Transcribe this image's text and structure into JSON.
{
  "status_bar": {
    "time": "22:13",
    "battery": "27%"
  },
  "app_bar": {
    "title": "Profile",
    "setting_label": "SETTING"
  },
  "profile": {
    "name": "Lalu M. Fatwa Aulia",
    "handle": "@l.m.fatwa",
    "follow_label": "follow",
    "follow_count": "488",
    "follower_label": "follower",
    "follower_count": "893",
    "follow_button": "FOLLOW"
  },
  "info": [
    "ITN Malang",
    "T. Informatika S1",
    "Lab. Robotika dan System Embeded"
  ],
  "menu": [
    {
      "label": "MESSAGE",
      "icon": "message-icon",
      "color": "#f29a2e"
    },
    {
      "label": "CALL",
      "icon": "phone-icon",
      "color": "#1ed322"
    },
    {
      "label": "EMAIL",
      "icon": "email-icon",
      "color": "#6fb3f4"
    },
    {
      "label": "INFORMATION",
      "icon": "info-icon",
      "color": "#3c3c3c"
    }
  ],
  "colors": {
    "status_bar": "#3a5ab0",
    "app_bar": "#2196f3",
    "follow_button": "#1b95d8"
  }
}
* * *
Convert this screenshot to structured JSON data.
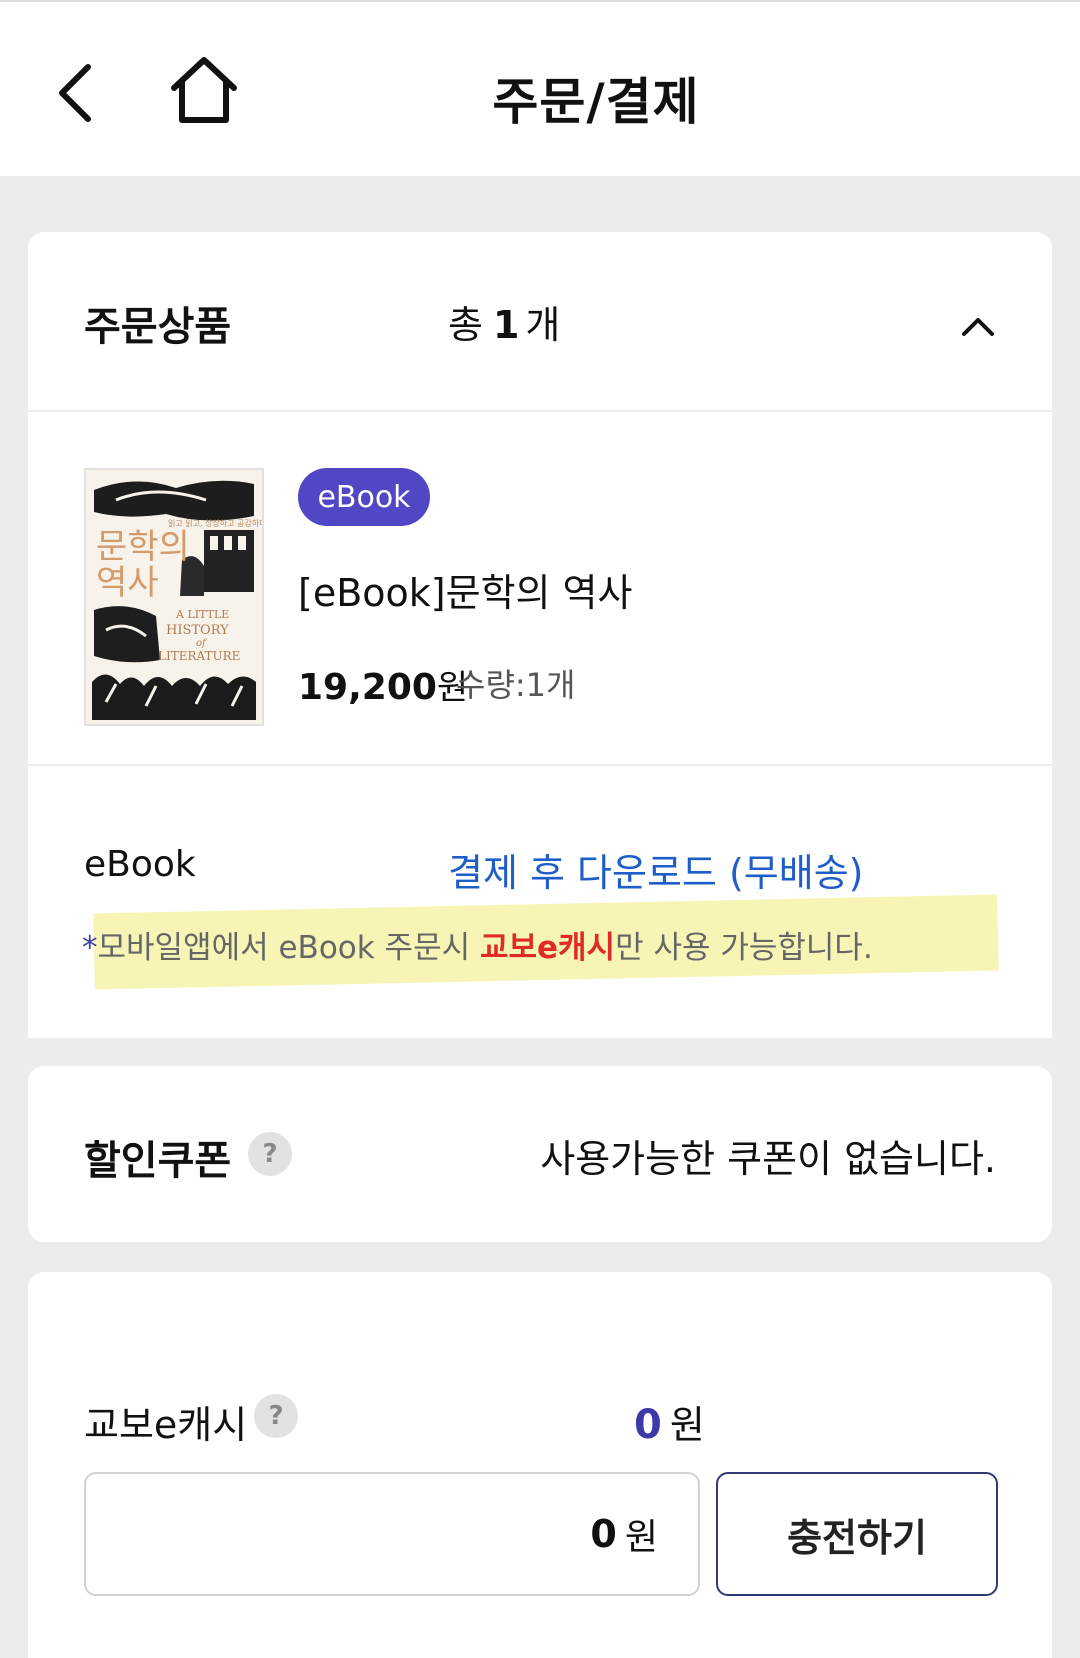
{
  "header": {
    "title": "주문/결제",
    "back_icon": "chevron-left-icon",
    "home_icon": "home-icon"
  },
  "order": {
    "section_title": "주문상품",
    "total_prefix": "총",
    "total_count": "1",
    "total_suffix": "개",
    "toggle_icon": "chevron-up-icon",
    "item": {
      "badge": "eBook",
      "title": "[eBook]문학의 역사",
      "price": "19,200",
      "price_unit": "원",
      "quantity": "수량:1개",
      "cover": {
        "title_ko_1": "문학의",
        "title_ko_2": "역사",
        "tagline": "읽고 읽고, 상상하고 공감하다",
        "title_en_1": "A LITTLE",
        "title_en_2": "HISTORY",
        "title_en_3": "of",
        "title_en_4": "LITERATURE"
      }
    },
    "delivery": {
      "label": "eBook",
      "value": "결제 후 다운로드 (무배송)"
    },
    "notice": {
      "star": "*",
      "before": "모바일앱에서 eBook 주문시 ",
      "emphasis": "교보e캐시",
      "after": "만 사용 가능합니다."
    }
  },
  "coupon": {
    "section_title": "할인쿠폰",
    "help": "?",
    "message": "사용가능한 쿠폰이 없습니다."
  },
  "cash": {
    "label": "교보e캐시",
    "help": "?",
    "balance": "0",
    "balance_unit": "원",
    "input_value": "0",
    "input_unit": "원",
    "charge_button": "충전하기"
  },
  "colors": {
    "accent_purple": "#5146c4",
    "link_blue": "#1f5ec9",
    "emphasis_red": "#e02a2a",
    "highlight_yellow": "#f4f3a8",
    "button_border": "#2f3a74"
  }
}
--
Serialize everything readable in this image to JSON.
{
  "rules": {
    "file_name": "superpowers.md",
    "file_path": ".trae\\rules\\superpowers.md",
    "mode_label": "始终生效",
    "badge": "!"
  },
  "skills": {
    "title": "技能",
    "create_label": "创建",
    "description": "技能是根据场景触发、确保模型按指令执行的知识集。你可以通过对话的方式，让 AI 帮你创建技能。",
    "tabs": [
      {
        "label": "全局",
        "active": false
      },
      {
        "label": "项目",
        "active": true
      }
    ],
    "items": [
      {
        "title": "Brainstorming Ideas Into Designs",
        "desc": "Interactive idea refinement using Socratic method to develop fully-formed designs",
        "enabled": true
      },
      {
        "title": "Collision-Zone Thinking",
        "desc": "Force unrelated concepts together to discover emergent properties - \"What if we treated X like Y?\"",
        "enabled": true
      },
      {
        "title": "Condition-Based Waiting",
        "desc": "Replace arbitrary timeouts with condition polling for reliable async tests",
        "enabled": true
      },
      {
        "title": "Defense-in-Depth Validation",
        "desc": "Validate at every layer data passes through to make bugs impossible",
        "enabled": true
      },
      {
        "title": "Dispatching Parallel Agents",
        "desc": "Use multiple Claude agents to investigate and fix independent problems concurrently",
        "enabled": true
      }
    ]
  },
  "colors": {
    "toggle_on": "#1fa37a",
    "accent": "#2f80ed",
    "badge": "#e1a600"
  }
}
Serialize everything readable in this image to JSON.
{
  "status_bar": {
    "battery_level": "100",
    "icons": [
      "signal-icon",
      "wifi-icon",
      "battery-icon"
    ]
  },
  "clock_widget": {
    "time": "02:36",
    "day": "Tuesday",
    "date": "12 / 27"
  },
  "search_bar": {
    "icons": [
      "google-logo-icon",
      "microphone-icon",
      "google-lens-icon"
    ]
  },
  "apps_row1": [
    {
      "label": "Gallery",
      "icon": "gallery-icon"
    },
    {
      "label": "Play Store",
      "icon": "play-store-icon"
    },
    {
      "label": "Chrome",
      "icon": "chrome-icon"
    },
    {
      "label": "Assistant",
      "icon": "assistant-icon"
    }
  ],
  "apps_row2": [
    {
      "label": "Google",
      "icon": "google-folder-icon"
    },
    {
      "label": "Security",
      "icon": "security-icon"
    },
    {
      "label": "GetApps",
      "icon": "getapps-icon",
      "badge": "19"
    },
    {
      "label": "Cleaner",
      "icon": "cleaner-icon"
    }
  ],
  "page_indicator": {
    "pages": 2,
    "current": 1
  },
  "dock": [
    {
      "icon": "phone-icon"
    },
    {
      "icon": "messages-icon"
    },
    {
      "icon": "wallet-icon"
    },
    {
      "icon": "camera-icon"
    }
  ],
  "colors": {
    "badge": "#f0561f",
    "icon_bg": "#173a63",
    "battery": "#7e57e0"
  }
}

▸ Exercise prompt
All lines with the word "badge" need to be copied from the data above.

▸ Answer for the task
      "badge": "eBook",
    "badge": "!"
    "badge": "#e1a600"
      "badge": "19"
    "badge": "#f0561f",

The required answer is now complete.